Moving people and supplies across the Great White South is treacherous, difficult, and expensive with logistical costs constituting as much as 90 percent of an expedition's budget—about $125,000 a trip on average. And that's assuming the convoy isn't swallowed by an ice crevasse en route. But a new radar-equipped rover could help the National Science Foundation save lives and millions of dollars a year.
The Antarctic is a hotbed of scientific research stations studying everything from newly-discovered marine environments to the furthest reaches of the universe. But performing these tasks requires large amounts of fuel, which is not an easy commodity to obtain given the United States Antarctic Program observatories' distance hundreds of miles from the Antarctic coast and the treacherous, shifting ice sheets. The NSF can and has hired C-130s to simply airlift fuel out there but each flight costs a whopping $8,000.
They have also recently begun dragging the supplies to distant outposts aboard tractors but they face the constant danger of falling into a hidden crevasse (read: a crack in the ice sheet 30 feet wide, 200 feet deep, and covered by a weak "bridge" of snow). "In order to get up onto the ice cap, you have to explore a crevasse-free route," project co-lead Jim Lever told The Dartmouth. To do so, tractors have traditionally suspended ground penetrating radar ahead of themselves on 30-foot booms but this method only leaves 2.5 seconds to react before falling in.
But now, tractor crews are being led by the Yeti, a four-wheel drive rover equipped with ground penetrating radar designed by students at Dartmouth's Thayer School of Engineering coordinating with engineers from the US Army Cold Regions Research and Engineering Lab in Hanover. "Yeti does exactly the same thing [as the boom-suspension method], but you can program it a route and have it drive a route in front of the lead vehicle, and it will use the radar to find where the crevasses are," Lever said.
The radar "generates a continuous wave form of the layers it detects under the surface," Lever continued.
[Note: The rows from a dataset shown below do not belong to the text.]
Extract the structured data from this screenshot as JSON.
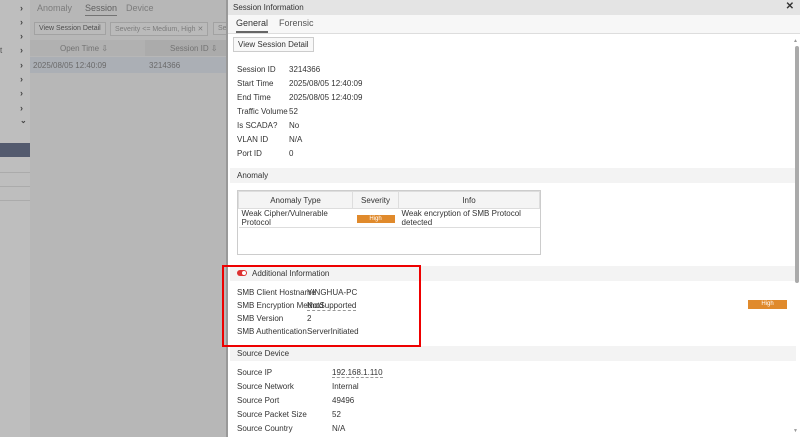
{
  "sidebar": {
    "fragment": "t"
  },
  "background": {
    "tabs": [
      "Anomaly",
      "Session",
      "Device"
    ],
    "view_session_detail": "View Session Detail",
    "filter": "Severity <= Medium, High",
    "filter_more": "Se",
    "columns": [
      "Open Time ⇩",
      "Session ID ⇩"
    ],
    "row": {
      "open_time": "2025/08/05 12:40:09",
      "session_id": "3214366"
    }
  },
  "panel": {
    "title": "Session Information",
    "tabs": [
      "General",
      "Forensic"
    ],
    "view_button": "View Session Detail",
    "fields": [
      {
        "label": "Session ID",
        "value": "3214366"
      },
      {
        "label": "Start Time",
        "value": "2025/08/05 12:40:09"
      },
      {
        "label": "End Time",
        "value": "2025/08/05 12:40:09"
      },
      {
        "label": "Traffic Volume",
        "value": "52"
      },
      {
        "label": "Is SCADA?",
        "value": "No"
      },
      {
        "label": "VLAN ID",
        "value": "N/A"
      },
      {
        "label": "Port ID",
        "value": "0"
      }
    ],
    "anomaly": {
      "title": "Anomaly",
      "columns": [
        "Anomaly Type",
        "Severity",
        "Info"
      ],
      "rows": [
        {
          "type": "Weak Cipher/Vulnerable Protocol",
          "severity": "High",
          "info": "Weak encryption of SMB Protocol detected"
        }
      ]
    },
    "additional": {
      "title": "Additional Information",
      "fields": [
        {
          "label": "SMB Client Hostname",
          "value": "YINGHUA-PC"
        },
        {
          "label": "SMB Encryption Method",
          "value": "NotSupported"
        },
        {
          "label": "SMB Version",
          "value": "2"
        },
        {
          "label": "SMB Authentication",
          "value": "ServerInitiated"
        }
      ],
      "side_badge": "High"
    },
    "source": {
      "title": "Source Device",
      "fields": [
        {
          "label": "Source IP",
          "value": "192.168.1.110"
        },
        {
          "label": "Source Network",
          "value": "Internal"
        },
        {
          "label": "Source Port",
          "value": "49496"
        },
        {
          "label": "Source Packet Size",
          "value": "52"
        },
        {
          "label": "Source Country",
          "value": "N/A"
        }
      ]
    }
  },
  "colors": {
    "accent": "#e08a2c",
    "highlight": "#e00000"
  }
}
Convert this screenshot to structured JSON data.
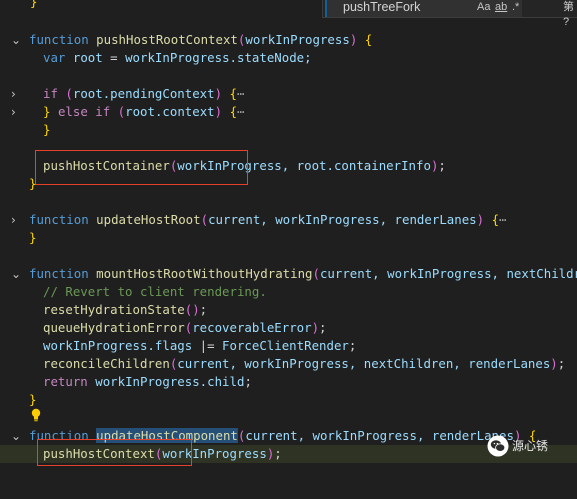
{
  "find_widget": {
    "query": "pushTreeFork",
    "match_case_label": "Aa",
    "whole_word_label": "ab",
    "regex_label": ".*",
    "result_text": "第 ?"
  },
  "code": {
    "l0_brace": "}",
    "fn1_kw": "function",
    "fn1_name": "pushHostRootContext",
    "fn1_param": "workInProgress",
    "fn1_body_var_kw": "var",
    "fn1_body_var": "root",
    "fn1_body_rhs": "workInProgress.stateNode;",
    "fn1_if": "if",
    "fn1_if_cond": "root.pendingContext",
    "fn1_else": "else",
    "fn1_elseif": "if",
    "fn1_elseif_cond": "root.context",
    "fn1_call": "pushHostContainer",
    "fn1_call_args": "workInProgress, root.containerInfo",
    "fn2_kw": "function",
    "fn2_name": "updateHostRoot",
    "fn2_params": "current, workInProgress, renderLanes",
    "fn3_kw": "function",
    "fn3_name": "mountHostRootWithoutHydrating",
    "fn3_params": "current, workInProgress, nextChildren",
    "fn3_comment": "// Revert to client rendering.",
    "fn3_l1": "resetHydrationState",
    "fn3_l2": "queueHydrationError",
    "fn3_l2_arg": "recoverableError",
    "fn3_l3_lhs": "workInProgress.flags",
    "fn3_l3_op": " |= ",
    "fn3_l3_rhs": "ForceClientRender",
    "fn3_l4": "reconcileChildren",
    "fn3_l4_args": "current, workInProgress, nextChildren, renderLanes",
    "fn3_ret_kw": "return",
    "fn3_ret": "workInProgress.child",
    "fn4_kw": "function",
    "fn4_name": "updateHostComponent",
    "fn4_params": "current, workInProgress, renderLanes",
    "fn4_call": "pushHostContext",
    "fn4_call_arg": "workInProgress",
    "ellipsis": "⋯"
  },
  "watermark": {
    "text": "源心锈"
  }
}
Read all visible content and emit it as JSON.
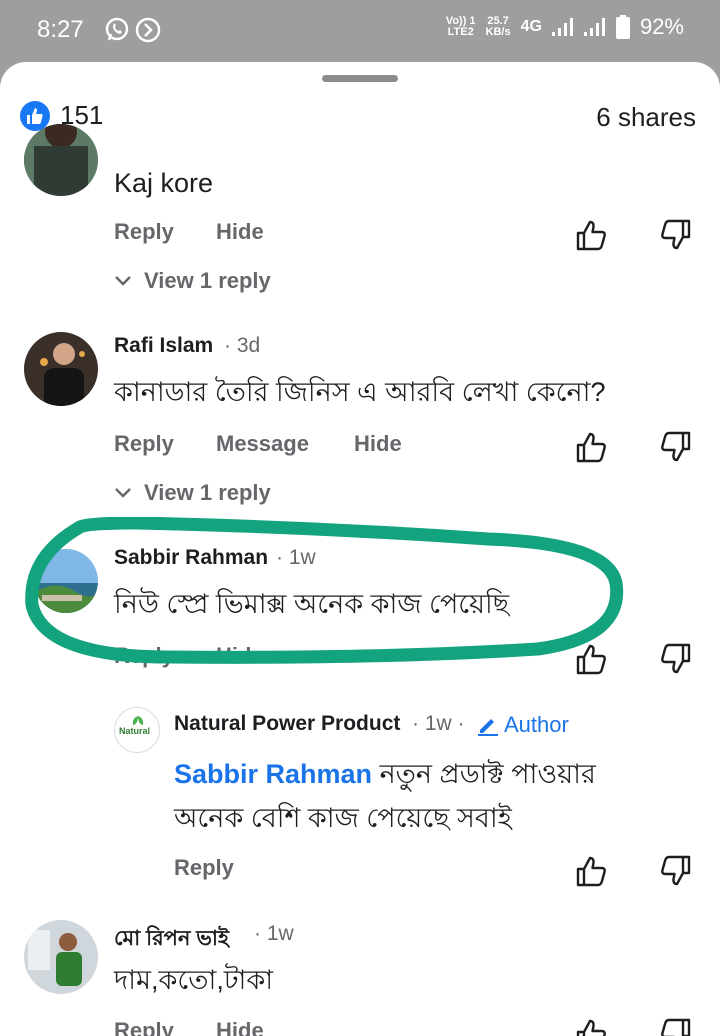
{
  "status_bar": {
    "time": "8:27",
    "volte_top": "Vo)) 1",
    "volte_bottom": "LTE2",
    "speed_value": "25.7",
    "speed_unit": "KB/s",
    "network": "4G",
    "battery": "92%"
  },
  "post": {
    "reaction_count": "151",
    "shares": "6 shares"
  },
  "comments": [
    {
      "text": "Kaj kore",
      "actions": [
        "Reply",
        "Hide"
      ],
      "view_replies": "View 1 reply"
    },
    {
      "name": "Rafi Islam",
      "time": "· 3d",
      "text": "কানাডার তৈরি জিনিস এ আরবি লেখা কেনো?",
      "actions": [
        "Reply",
        "Message",
        "Hide"
      ],
      "view_replies": "View 1 reply"
    },
    {
      "name": "Sabbir Rahman",
      "time": "· 1w",
      "text": "নিউ স্প্রে ভিমাক্স অনেক কাজ পেয়েছি",
      "actions": [
        "Reply",
        "Hide"
      ]
    },
    {
      "name": "Natural Power Product",
      "time": "· 1w ·",
      "badge": "Author",
      "avatar_text": "Natural",
      "mention": "Sabbir Rahman",
      "text_line1": "নতুন প্রডাক্ট পাওয়ার",
      "text_line2": "অনেক বেশি কাজ পেয়েছে সবাই",
      "actions": [
        "Reply"
      ]
    },
    {
      "name": "মো রিপন ভাই",
      "time": "· 1w",
      "text": "দাম,কতো,টাকা",
      "actions": [
        "Reply",
        "Hide"
      ]
    }
  ],
  "colors": {
    "accent": "#1a73e8",
    "like": "#1877f2",
    "highlight": "#14a37f"
  }
}
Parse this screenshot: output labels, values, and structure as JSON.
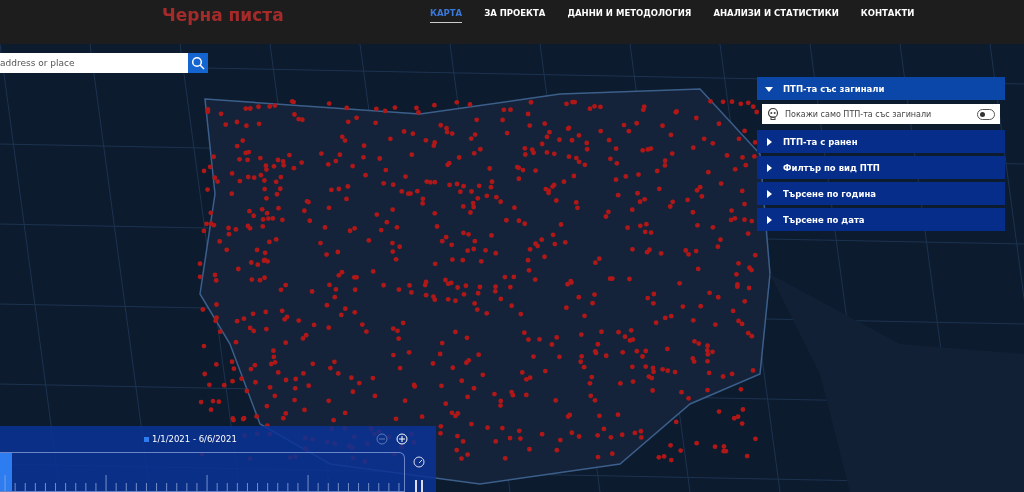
{
  "header": {
    "logo": "Черна писта",
    "nav": [
      {
        "label": "КАРТА",
        "selected": true
      },
      {
        "label": "ЗА ПРОЕКТА",
        "selected": false
      },
      {
        "label": "ДАННИ И МЕТОДОЛОГИЯ",
        "selected": false
      },
      {
        "label": "АНАЛИЗИ И СТАТИСТИКИ",
        "selected": false
      },
      {
        "label": "КОНТАКТИ",
        "selected": false
      }
    ]
  },
  "search": {
    "placeholder": "address or place"
  },
  "filters": [
    {
      "title": "ПТП-та със загинали",
      "expanded": true,
      "toggle": {
        "label": "Покажи само ПТП-та със загинали",
        "on": false
      }
    },
    {
      "title": "ПТП-та с ранен",
      "expanded": false
    },
    {
      "title": "Филтър по вид ПТП",
      "expanded": false
    },
    {
      "title": "Търсене по година",
      "expanded": false
    },
    {
      "title": "Търсене по дата",
      "expanded": false
    }
  ],
  "time_slider": {
    "range": "1/1/2021 - 6/6/2021",
    "level": 0.03,
    "playing": true
  }
}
Solid ice pack creates a steady horizontal band pattern while concealed crevasses appear as an "interference pattern that has a very characteristic appearance." Plus, the rover is both light enough—just 150 pounds—to avoid breaking the snow bridge and tumbling to a frozen grave as well as cheap enough—just $25,000—to be easily replaceable if it does.
"It's not likely to fall through, and there's no danger to the robot except losing the robot," said Laura Ray, Dartmouth engineer and co-lead of the Yeti project. In fact, the NSF estimates that Yeti-guided trips to McMurdo Station alone will save the organization $2 million annually over the C-130 method.
Researchers are already looking to build more Yetis to guide additional supply runs throughout Greenland and the Arctic as well as transfer the Yeti's technology—currently limited by the rover's three-hour battery life—to Dartmouth's solar-powered Cool Robot.